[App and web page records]

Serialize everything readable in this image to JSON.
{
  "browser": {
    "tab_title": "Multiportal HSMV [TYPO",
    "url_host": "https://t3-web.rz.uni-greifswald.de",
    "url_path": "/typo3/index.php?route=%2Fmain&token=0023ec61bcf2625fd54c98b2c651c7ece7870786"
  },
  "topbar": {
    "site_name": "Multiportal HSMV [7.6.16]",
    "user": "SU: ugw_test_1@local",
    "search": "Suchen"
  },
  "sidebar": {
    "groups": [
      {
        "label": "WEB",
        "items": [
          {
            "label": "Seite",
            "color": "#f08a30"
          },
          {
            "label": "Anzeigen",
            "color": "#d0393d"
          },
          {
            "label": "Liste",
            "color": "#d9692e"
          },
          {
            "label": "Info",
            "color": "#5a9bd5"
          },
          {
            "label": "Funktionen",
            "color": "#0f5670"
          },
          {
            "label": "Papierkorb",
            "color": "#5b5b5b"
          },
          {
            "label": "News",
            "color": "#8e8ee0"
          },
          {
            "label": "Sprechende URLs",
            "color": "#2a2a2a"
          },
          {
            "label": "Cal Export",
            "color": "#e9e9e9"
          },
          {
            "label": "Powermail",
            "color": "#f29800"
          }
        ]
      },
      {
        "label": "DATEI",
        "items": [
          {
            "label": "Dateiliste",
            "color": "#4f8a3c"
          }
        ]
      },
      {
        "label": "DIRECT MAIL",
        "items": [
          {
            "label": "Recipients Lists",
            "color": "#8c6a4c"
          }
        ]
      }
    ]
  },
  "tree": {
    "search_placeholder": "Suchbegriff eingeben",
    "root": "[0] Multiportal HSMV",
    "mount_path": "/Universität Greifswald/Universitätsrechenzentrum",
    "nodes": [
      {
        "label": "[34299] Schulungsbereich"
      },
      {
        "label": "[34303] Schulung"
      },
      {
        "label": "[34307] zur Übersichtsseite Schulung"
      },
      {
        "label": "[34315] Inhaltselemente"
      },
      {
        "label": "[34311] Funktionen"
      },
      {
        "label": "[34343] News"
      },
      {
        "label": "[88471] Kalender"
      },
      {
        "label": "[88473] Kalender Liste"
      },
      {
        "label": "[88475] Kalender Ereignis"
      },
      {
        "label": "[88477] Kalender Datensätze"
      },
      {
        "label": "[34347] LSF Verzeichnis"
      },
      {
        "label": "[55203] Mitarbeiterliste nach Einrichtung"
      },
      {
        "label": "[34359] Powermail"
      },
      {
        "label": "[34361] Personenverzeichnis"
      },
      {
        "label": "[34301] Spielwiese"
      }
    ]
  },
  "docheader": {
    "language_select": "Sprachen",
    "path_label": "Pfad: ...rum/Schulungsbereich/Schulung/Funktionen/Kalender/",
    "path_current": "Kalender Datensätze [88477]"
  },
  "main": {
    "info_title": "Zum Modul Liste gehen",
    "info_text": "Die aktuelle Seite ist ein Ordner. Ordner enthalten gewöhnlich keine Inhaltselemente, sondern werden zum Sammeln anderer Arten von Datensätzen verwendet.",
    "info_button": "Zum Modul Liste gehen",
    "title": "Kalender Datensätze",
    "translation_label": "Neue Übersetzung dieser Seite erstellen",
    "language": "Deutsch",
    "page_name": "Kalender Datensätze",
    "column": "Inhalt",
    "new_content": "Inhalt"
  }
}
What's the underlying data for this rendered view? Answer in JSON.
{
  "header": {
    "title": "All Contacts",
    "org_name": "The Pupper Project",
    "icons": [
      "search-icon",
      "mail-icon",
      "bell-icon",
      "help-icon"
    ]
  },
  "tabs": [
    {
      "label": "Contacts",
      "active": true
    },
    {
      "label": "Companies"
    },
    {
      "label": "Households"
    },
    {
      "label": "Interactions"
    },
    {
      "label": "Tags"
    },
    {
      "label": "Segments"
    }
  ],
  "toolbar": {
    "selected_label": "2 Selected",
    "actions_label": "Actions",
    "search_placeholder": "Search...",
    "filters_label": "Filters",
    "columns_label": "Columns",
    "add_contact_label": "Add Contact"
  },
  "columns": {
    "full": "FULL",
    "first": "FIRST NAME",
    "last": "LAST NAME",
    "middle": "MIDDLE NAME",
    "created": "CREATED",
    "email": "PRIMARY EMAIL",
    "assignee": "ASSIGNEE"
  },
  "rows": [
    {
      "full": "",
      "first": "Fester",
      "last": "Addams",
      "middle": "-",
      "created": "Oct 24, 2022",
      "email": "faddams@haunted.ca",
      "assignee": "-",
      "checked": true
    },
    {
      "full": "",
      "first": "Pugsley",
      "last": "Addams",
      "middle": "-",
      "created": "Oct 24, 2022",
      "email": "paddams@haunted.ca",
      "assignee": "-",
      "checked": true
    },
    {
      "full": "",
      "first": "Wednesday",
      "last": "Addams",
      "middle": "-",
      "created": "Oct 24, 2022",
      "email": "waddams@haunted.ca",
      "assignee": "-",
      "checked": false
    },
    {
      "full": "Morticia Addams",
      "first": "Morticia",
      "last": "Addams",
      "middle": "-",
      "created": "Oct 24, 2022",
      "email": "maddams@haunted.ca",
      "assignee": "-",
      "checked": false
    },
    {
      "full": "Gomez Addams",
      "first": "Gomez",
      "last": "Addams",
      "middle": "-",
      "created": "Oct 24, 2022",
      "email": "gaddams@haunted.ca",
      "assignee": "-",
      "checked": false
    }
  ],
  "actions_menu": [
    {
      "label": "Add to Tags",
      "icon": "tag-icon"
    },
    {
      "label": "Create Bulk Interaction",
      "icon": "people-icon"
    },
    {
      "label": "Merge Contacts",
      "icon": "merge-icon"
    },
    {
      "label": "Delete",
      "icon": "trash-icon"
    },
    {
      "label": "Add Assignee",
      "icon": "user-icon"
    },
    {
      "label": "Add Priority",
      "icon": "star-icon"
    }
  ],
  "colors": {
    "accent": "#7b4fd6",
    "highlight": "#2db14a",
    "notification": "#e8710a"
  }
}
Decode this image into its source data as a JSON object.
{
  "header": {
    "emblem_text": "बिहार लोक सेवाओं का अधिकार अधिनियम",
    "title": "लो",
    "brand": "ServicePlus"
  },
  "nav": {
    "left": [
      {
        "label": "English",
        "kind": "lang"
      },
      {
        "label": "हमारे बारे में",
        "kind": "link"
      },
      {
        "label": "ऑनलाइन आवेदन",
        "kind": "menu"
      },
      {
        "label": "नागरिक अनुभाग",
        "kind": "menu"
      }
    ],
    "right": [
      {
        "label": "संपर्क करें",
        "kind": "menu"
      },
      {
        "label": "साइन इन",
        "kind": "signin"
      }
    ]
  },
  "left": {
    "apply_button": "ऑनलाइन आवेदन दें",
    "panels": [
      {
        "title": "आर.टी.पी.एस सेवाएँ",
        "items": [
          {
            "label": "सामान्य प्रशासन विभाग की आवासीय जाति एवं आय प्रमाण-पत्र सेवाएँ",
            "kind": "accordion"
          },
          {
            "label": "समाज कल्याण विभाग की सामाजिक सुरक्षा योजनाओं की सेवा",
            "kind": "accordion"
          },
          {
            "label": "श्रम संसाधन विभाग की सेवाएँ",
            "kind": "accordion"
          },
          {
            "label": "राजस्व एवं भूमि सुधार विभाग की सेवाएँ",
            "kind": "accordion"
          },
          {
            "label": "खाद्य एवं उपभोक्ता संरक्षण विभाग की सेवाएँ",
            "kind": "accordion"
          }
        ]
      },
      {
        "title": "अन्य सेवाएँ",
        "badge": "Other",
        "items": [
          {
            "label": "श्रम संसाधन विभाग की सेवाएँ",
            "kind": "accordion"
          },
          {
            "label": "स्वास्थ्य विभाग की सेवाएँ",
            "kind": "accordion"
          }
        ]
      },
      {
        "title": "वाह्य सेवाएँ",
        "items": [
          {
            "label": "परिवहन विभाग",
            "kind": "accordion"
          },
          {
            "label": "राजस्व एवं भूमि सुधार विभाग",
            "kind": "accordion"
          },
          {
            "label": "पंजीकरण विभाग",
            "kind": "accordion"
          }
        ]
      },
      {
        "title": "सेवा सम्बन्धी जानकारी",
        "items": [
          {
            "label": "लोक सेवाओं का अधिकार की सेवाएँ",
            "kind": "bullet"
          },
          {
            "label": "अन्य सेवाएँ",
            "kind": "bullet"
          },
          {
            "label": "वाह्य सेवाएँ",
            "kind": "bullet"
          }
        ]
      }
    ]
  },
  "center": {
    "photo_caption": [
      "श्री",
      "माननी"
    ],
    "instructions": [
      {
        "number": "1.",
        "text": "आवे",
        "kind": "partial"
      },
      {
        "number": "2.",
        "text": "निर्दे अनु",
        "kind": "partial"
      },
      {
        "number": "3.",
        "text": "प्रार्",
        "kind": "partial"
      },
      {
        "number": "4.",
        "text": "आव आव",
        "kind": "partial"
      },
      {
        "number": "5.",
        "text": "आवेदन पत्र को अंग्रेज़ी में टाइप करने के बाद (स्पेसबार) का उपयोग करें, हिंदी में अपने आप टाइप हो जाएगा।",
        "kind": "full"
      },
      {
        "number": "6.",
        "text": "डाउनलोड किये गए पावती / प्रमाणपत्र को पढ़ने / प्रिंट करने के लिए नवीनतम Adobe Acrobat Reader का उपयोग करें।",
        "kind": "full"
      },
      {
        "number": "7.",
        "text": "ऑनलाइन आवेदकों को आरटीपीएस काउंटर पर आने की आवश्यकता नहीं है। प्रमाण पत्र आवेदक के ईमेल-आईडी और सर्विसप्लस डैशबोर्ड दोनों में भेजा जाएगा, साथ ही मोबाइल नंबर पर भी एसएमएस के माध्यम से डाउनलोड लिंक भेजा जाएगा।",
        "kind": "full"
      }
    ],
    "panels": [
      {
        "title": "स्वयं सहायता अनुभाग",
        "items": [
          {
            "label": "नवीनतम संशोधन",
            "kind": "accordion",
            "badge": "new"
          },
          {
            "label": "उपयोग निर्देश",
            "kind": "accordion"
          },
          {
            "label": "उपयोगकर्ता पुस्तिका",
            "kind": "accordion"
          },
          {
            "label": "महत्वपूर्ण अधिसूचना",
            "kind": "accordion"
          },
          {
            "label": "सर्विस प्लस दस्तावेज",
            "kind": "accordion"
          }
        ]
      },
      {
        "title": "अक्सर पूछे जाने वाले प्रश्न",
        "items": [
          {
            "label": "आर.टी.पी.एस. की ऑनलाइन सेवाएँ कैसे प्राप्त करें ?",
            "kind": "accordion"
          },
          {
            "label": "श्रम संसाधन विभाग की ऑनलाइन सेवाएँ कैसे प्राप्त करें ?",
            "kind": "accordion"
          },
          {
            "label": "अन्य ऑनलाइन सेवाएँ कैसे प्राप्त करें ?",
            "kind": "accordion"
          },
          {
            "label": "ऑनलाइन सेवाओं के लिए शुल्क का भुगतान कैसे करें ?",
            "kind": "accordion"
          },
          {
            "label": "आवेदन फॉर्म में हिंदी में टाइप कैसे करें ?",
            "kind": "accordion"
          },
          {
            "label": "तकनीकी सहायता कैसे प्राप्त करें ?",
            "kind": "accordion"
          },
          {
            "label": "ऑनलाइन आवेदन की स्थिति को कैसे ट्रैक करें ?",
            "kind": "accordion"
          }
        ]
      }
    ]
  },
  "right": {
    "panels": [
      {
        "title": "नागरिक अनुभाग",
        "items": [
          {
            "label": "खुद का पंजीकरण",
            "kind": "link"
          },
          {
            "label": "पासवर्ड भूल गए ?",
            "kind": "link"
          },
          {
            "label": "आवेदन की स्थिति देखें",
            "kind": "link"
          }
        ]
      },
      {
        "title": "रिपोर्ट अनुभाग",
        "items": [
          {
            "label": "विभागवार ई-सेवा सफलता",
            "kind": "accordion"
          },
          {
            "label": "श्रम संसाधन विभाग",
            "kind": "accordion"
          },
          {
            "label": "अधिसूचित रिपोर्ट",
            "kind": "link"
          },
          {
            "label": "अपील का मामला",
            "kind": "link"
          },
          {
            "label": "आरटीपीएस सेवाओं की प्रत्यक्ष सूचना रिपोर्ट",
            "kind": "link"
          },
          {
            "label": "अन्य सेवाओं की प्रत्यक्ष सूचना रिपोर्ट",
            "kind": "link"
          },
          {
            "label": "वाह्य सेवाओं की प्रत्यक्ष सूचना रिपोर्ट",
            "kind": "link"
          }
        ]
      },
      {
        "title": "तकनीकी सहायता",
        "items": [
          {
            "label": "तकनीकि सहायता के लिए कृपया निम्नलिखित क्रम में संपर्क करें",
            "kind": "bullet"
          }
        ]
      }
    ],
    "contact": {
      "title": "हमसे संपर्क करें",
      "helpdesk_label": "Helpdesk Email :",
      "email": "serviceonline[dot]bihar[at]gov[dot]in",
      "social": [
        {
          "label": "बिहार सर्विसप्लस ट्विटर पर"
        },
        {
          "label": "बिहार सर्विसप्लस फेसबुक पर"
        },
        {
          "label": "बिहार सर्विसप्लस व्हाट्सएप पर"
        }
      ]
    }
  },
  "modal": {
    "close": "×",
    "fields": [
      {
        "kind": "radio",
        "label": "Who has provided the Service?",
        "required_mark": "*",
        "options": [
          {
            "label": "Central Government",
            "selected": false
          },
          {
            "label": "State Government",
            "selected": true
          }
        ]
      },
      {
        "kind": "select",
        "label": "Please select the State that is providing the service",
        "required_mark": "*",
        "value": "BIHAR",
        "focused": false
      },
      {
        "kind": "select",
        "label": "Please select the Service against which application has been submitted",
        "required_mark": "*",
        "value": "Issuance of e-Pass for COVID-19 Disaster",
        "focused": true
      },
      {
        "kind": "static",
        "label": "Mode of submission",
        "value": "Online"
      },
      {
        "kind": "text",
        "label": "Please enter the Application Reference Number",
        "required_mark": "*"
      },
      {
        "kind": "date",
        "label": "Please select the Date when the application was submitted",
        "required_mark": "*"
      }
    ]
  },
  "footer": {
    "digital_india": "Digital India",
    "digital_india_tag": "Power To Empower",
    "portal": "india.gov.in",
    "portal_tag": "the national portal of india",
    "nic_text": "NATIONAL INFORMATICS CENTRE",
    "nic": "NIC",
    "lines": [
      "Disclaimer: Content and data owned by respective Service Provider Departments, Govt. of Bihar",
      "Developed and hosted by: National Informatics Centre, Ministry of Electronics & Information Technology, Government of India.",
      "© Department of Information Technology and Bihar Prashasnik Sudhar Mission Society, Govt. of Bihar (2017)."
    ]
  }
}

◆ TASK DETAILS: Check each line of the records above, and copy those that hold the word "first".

◆ REPLY TO THE EXERCISE:
    "first": "FIRST NAME",
      "first": "Fester",
      "first": "Pugsley",
      "first": "Wednesday",
      "first": "Morticia",
      "first": "Gomez",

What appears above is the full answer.